Given that a new spray gun, on average costs, anything from $300-$1,200, lack of maintenance can significantly add to that cost, especially when you look at other factors including cycle time and paint utilization. “Poorly maintained spray equipment can result in additional cost due to the need to purchase spray gun rebuild kits, ranging from $100-$250 each,” explains Corey Munn, Global Paint Applications Segment Director for
3M’s Automotive Aftermarket Division. “Additionally, poor maintenance tends to have an impact on paint utilization per job, which can increase by 10-30%, an important consideration today, since paint costs have risen significantly—around 30% alone—in the last two years.
Lack of knowledge
John Turner says that one of the biggest reasons why spray guns aren’t properly maintained is a lack of knowledge of how they actually work. He notes that often, a painter will use the gun and once finished for the day, will place it in a bucket of thinner and leave it to soak overnight. The trouble with doing that is that the thinner works its way into the air passages of the gun, which were not designed to carry liquid, especially of the corrosive kind. What happens, he says, is the thinner eats through the seals in the air passages and corrodes the internals of the gun, shortening its lifespan and effectiveness.

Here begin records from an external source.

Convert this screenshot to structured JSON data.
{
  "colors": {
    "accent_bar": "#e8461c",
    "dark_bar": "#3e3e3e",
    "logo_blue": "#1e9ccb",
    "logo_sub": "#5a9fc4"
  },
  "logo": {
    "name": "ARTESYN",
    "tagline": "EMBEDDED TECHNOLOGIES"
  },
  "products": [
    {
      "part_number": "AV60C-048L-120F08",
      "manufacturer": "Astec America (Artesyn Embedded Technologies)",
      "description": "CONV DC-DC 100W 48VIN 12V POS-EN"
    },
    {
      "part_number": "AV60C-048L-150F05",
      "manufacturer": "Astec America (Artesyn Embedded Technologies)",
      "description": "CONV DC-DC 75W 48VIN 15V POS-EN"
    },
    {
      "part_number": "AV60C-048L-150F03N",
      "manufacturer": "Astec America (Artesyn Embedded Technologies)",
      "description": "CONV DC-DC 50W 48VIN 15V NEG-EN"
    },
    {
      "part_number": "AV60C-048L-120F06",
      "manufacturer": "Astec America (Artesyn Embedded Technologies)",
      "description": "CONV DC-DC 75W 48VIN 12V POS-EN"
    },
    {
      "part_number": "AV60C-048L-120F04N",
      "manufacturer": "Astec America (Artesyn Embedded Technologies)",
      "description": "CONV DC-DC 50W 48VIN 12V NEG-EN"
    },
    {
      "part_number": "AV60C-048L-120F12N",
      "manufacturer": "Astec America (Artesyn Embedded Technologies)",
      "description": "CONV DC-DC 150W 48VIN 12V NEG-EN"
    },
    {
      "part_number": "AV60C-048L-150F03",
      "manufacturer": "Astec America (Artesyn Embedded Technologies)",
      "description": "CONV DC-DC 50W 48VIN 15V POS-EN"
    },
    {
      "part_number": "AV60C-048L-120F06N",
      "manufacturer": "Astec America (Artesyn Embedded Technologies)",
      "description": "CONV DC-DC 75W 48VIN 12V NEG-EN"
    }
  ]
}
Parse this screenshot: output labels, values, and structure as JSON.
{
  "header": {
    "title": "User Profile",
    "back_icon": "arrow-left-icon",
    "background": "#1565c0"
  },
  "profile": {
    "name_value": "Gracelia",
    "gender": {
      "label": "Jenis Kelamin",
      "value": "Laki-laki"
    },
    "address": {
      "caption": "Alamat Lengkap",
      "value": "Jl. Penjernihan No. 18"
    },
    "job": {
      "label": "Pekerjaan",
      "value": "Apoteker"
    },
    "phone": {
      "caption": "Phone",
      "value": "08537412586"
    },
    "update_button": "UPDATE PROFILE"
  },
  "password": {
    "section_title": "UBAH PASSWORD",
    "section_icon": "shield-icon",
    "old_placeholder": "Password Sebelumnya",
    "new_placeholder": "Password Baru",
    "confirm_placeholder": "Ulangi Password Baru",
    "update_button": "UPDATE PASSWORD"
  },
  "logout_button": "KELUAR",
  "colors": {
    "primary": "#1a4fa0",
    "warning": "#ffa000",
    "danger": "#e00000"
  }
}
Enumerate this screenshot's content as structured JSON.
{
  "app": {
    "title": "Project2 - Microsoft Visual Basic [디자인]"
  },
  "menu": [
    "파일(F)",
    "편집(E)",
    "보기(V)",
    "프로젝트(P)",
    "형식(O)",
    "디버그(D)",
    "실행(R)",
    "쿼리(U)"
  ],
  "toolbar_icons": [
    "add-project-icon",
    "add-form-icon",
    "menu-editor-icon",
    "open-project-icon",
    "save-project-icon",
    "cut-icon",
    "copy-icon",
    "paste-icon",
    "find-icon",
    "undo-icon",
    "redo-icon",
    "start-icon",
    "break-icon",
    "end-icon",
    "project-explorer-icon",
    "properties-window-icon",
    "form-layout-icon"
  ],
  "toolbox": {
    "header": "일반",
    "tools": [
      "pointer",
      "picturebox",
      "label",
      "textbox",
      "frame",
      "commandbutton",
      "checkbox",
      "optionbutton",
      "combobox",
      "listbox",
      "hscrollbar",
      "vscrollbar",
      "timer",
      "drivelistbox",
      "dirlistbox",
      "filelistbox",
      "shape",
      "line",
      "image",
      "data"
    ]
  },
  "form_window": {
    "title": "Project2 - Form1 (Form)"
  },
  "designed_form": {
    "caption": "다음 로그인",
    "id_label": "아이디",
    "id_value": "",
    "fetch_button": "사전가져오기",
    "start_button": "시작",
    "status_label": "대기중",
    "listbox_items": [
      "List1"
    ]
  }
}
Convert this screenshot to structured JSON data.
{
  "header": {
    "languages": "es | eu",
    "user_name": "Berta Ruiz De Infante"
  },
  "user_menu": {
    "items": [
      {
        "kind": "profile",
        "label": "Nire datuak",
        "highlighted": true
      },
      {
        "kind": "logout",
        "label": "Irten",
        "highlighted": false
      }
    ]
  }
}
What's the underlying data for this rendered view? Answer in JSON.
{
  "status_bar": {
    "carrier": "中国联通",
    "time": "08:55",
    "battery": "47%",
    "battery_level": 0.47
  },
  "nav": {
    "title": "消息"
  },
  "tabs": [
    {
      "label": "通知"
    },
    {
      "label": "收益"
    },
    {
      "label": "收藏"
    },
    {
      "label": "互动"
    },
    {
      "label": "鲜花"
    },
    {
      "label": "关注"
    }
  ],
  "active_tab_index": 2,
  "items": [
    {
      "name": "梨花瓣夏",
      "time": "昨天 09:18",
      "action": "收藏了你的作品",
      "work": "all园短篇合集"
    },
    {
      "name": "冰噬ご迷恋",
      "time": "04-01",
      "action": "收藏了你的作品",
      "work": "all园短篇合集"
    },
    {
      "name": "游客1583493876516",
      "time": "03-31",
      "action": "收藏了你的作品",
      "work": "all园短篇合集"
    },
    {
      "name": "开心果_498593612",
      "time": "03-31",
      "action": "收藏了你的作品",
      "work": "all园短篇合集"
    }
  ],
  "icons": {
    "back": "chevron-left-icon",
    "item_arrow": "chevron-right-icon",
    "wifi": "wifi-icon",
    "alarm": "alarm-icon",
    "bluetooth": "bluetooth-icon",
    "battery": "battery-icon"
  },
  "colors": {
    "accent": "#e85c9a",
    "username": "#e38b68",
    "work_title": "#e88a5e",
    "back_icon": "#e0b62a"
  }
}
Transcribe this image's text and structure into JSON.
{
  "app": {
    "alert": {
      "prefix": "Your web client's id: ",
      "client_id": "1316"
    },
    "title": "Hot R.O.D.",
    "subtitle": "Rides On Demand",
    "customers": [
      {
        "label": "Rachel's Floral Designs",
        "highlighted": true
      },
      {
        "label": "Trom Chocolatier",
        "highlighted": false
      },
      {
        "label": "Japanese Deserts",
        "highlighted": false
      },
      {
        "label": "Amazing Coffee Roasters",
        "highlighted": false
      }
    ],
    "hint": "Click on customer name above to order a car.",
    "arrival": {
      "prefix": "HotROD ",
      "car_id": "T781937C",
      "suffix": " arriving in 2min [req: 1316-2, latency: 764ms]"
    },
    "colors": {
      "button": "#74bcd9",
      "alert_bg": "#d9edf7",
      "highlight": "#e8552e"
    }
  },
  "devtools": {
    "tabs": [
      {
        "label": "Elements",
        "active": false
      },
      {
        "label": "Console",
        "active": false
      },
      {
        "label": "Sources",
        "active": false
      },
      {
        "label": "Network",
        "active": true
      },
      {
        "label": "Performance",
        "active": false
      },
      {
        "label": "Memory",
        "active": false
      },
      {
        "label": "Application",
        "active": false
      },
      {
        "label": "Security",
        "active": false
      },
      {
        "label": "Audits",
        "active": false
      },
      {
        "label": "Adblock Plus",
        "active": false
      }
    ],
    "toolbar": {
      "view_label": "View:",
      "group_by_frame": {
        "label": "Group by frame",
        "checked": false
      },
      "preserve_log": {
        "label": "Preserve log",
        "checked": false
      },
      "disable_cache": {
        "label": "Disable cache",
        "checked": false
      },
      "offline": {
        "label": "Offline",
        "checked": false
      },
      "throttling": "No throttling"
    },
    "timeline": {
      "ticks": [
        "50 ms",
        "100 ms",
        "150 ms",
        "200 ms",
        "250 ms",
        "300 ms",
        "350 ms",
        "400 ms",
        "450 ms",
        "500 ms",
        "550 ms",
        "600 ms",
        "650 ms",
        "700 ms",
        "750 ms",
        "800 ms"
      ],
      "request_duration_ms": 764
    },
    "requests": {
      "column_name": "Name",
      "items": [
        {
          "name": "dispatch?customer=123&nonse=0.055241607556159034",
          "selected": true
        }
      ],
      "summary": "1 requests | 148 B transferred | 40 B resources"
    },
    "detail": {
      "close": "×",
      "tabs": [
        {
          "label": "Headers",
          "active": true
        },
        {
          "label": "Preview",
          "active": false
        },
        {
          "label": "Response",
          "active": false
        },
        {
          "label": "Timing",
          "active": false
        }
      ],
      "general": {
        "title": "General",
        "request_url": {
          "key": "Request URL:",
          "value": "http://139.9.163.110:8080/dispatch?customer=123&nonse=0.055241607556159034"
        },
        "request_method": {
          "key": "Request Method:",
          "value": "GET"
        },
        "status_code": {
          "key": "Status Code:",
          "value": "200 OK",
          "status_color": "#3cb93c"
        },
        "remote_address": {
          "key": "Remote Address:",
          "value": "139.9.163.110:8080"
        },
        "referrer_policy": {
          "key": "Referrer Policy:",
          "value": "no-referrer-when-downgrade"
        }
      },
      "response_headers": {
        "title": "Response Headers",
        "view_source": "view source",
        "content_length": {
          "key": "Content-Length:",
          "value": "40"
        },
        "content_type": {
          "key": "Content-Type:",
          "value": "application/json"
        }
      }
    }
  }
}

The proper practice is to use a gun cleaning brush and a rag with an ounce of gun cleaner following each use. Doing it this way, Turner says that a gun can be cleaned in as little as two minutes.
Like any other piece of equipment, spray guns need additional care and to get the most out of their gun, a painter needs to follow the technical data sheet for operation and maintenance. Turner recommends disassembling a gun once a month for servicing—a process which, he says, from start to finish, should take approximately 5-10 minutes.
Those painters that look after their equipment can often use the same gun for 20-25 years with few issues, he explains. Those that don’t can find themselves replacing guns in as little as six months to a year and facing multiple problems, such as inconsistent paint thickness, orange peel, runs and chipping or peeling paint. “If you can keep your gun performing like new,” says Turner, “the amount of dollars you will save over the long haul from not having to wet sand, polish, colour match, eliminate runs or reduce film build, is absolutely amazing.”